Frida Kahlo de Rivera (Spanish pronunciation: born Magdalena Carmen Frida Kahlo y Calderón; July 6, 1907 – July 13, 1954) was a Mexican artist who painted many portraits, self-portraits, and works inspired by the nature and artifacts of Mexico. Inspired by the country’s popular culture, she employed a naïve folk art style to explore questions of identity, postcolonialism, gender, class, and race in Mexican society. Her paintings often had strong autobiographical elements and mixed realism with fantasy. In addition to belonging to the post-revolutionary Mexicayotl movement, which sought to define a Mexican identity, Kahlo has been described as a surrealist or magical realist.

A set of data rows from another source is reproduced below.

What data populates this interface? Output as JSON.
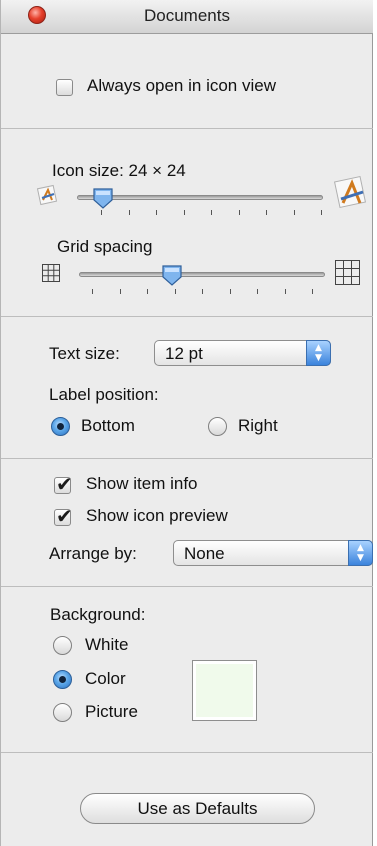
{
  "window": {
    "title": "Documents"
  },
  "icon_view": {
    "always_open_label": "Always open in icon view",
    "checked": false
  },
  "icon_size": {
    "label": "Icon size: 24 × 24",
    "value_fraction": 0.0
  },
  "grid_spacing": {
    "label": "Grid spacing",
    "value_fraction": 0.4
  },
  "text_size": {
    "label": "Text size:",
    "value": "12 pt"
  },
  "label_position": {
    "label": "Label position:",
    "options": [
      "Bottom",
      "Right"
    ],
    "selected": "Bottom"
  },
  "show": {
    "item_info_label": "Show item info",
    "item_info_checked": true,
    "icon_preview_label": "Show icon preview",
    "icon_preview_checked": true
  },
  "arrange_by": {
    "label": "Arrange by:",
    "value": "None"
  },
  "background": {
    "label": "Background:",
    "options": [
      "White",
      "Color",
      "Picture"
    ],
    "selected": "Color",
    "color": "#f0faeb"
  },
  "buttons": {
    "use_as_defaults": "Use as Defaults"
  }
}
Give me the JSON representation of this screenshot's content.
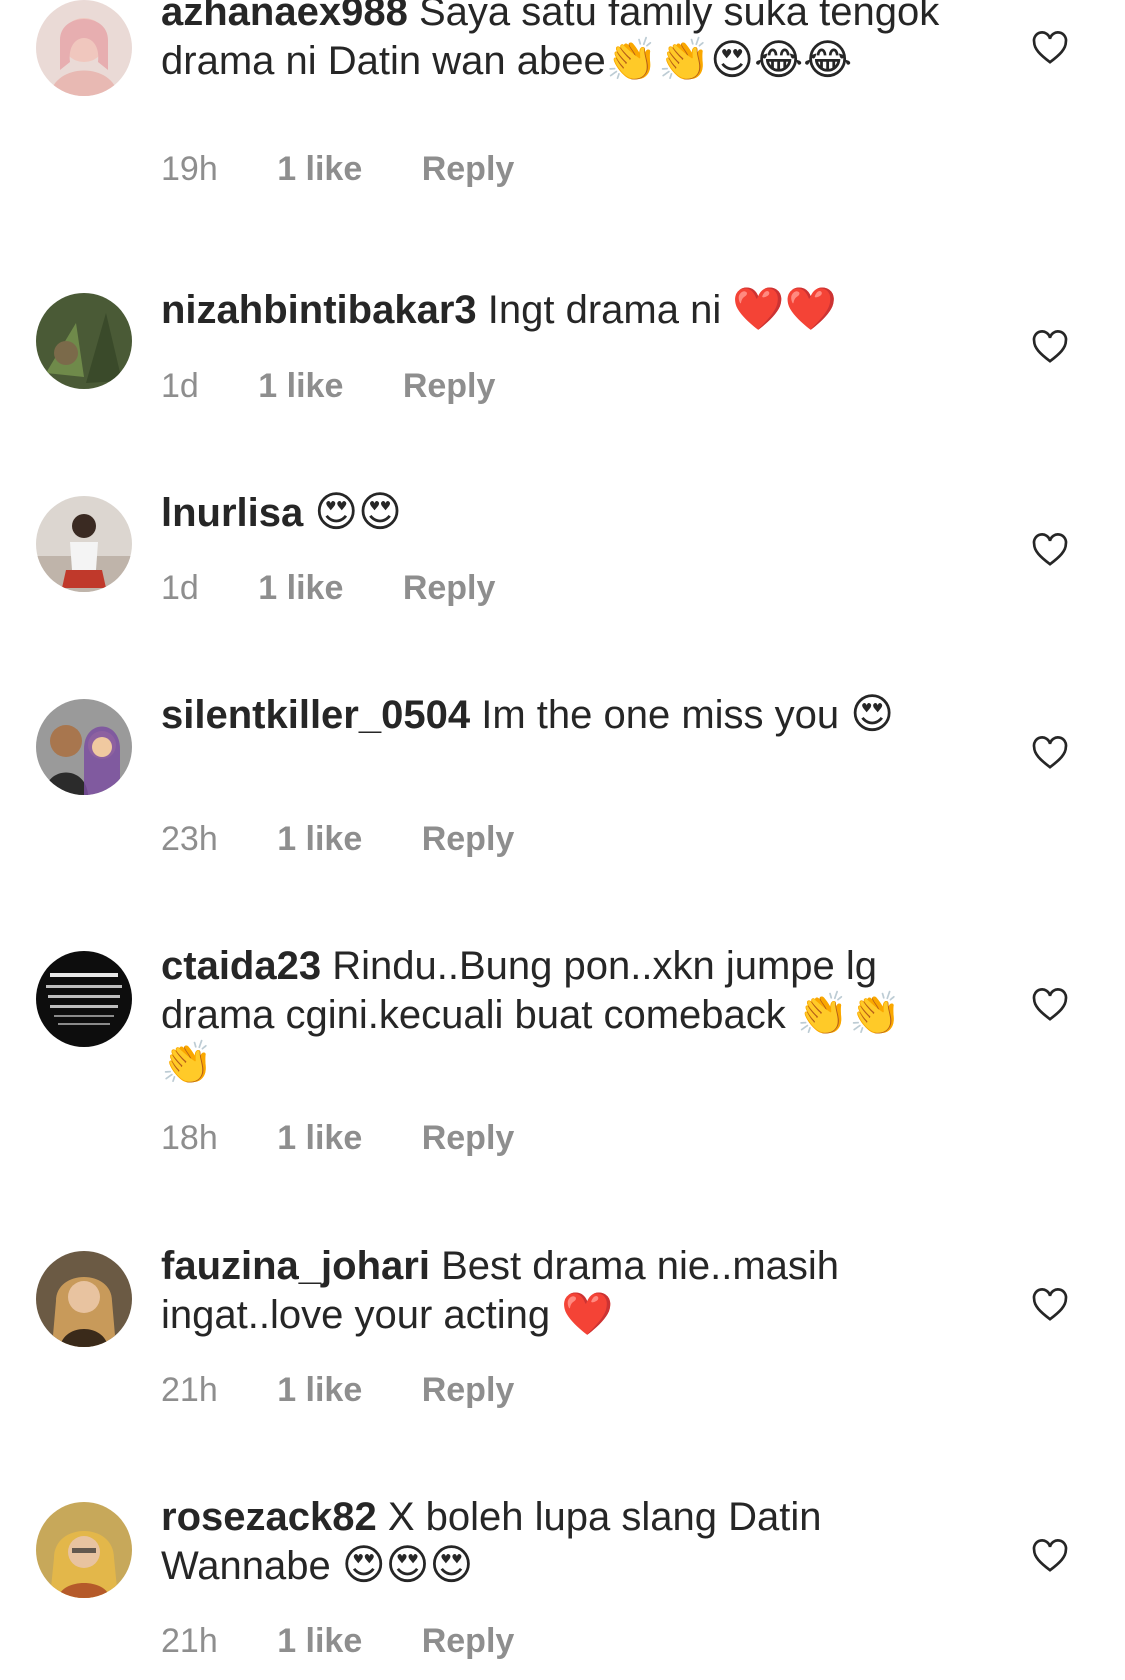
{
  "comments": [
    {
      "username": "azhanaex988",
      "text": "Saya satu family suka tengok drama ni Datin wan abee",
      "emoji": "👏👏😍😂😂",
      "time": "19h",
      "likes": "1 like",
      "reply": "Reply",
      "avatar_colors": [
        "#e9c9c4",
        "#c98a86"
      ]
    },
    {
      "username": "nizahbintibakar3",
      "text": "Ingt drama ni",
      "emoji": "❤️❤️",
      "time": "1d",
      "likes": "1 like",
      "reply": "Reply",
      "avatar_colors": [
        "#4f6b3a",
        "#2f3f22"
      ]
    },
    {
      "username": "lnurlisa",
      "text": "",
      "emoji": "😍😍",
      "time": "1d",
      "likes": "1 like",
      "reply": "Reply",
      "avatar_colors": [
        "#d9d2cc",
        "#c0392b"
      ]
    },
    {
      "username": "silentkiller_0504",
      "text": "Im the one miss you",
      "emoji": "😍",
      "time": "23h",
      "likes": "1 like",
      "reply": "Reply",
      "avatar_colors": [
        "#8a8a8a",
        "#7b4fa0"
      ]
    },
    {
      "username": "ctaida23",
      "text": "Rindu..Bung pon..xkn jumpe lg drama cgini.kecuali buat comeback",
      "emoji": "👏👏👏",
      "time": "18h",
      "likes": "1 like",
      "reply": "Reply",
      "avatar_colors": [
        "#111111",
        "#ffffff"
      ]
    },
    {
      "username": "fauzina_johari",
      "text": "Best drama nie..masih ingat..love your acting",
      "emoji": "❤️",
      "time": "21h",
      "likes": "1 like",
      "reply": "Reply",
      "avatar_colors": [
        "#6b5a44",
        "#c89a5a"
      ]
    },
    {
      "username": "rosezack82",
      "text": "X boleh lupa slang Datin Wannabe",
      "emoji": "😍😍😍",
      "time": "21h",
      "likes": "1 like",
      "reply": "Reply",
      "avatar_colors": [
        "#b99a4f",
        "#e3b74a"
      ]
    }
  ]
}
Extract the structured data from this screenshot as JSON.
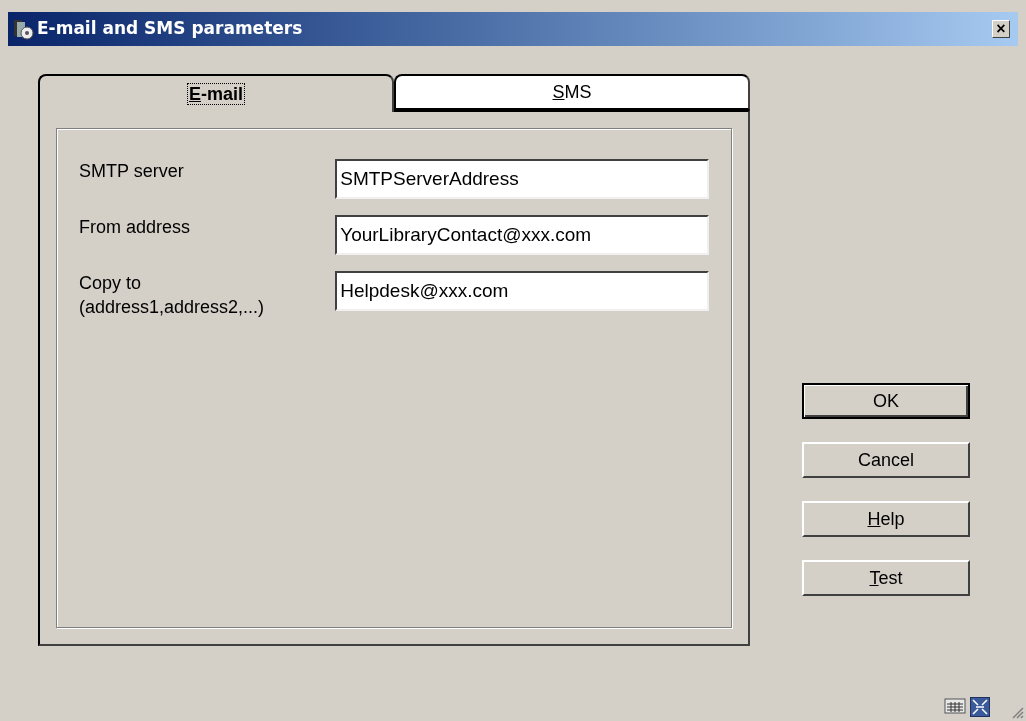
{
  "window": {
    "title": "E-mail and SMS parameters",
    "close": "×"
  },
  "tabs": [
    {
      "label": "E-mail",
      "selected": true,
      "mnemonic": true
    },
    {
      "label": "SMS",
      "selected": false,
      "mnemonic": true
    }
  ],
  "fields": [
    {
      "label": "SMTP server",
      "value": "SMTPServerAddress"
    },
    {
      "label": "From address",
      "value": "YourLibraryContact@xxx.com"
    },
    {
      "label": "Copy to\n(address1,address2,...)",
      "value": "Helpdesk@xxx.com"
    }
  ],
  "buttons": [
    {
      "label": "OK",
      "default": true,
      "mnemonic": false
    },
    {
      "label": "Cancel",
      "default": false,
      "mnemonic": false
    },
    {
      "label": "Help",
      "default": false,
      "mnemonic": true
    },
    {
      "label": "Test",
      "default": false,
      "mnemonic": true
    }
  ]
}
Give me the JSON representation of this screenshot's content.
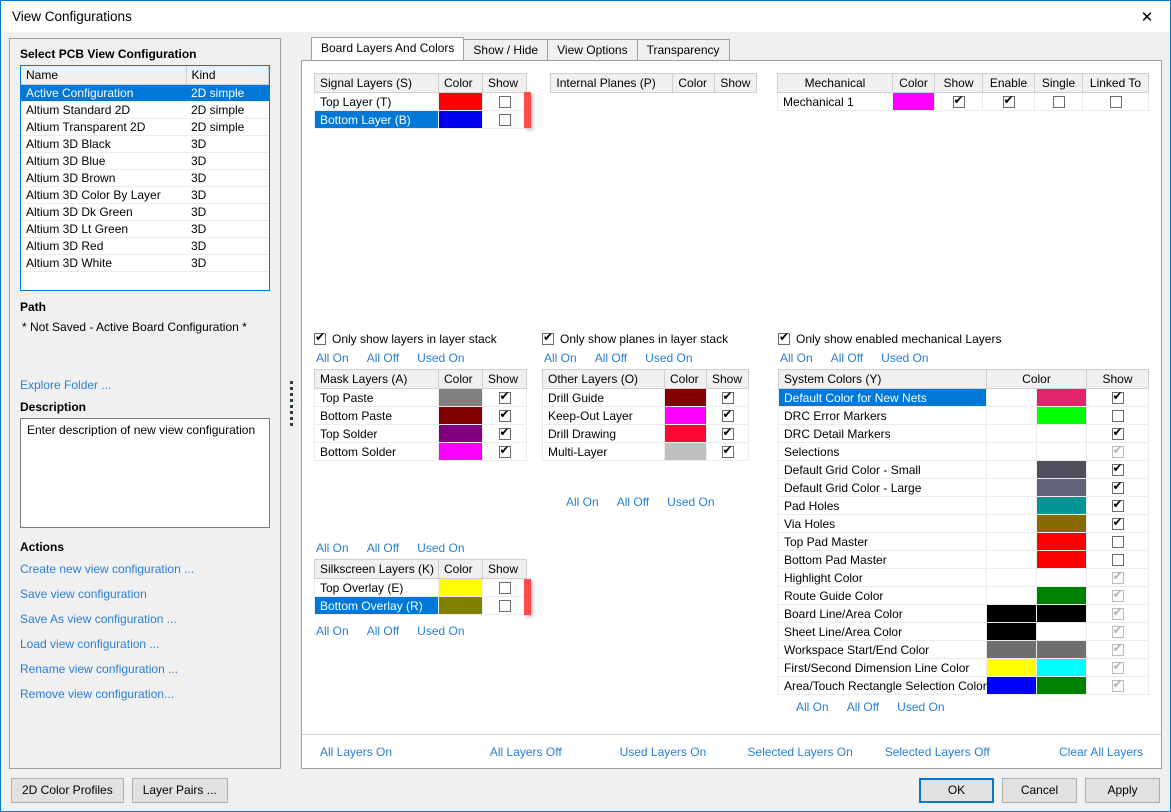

Kahlo’s work has been celebrated internationally as emblematic of Mexican national and Indigenous traditions, and by feminists for what is seen as its uncompromising depiction of the female experience and form.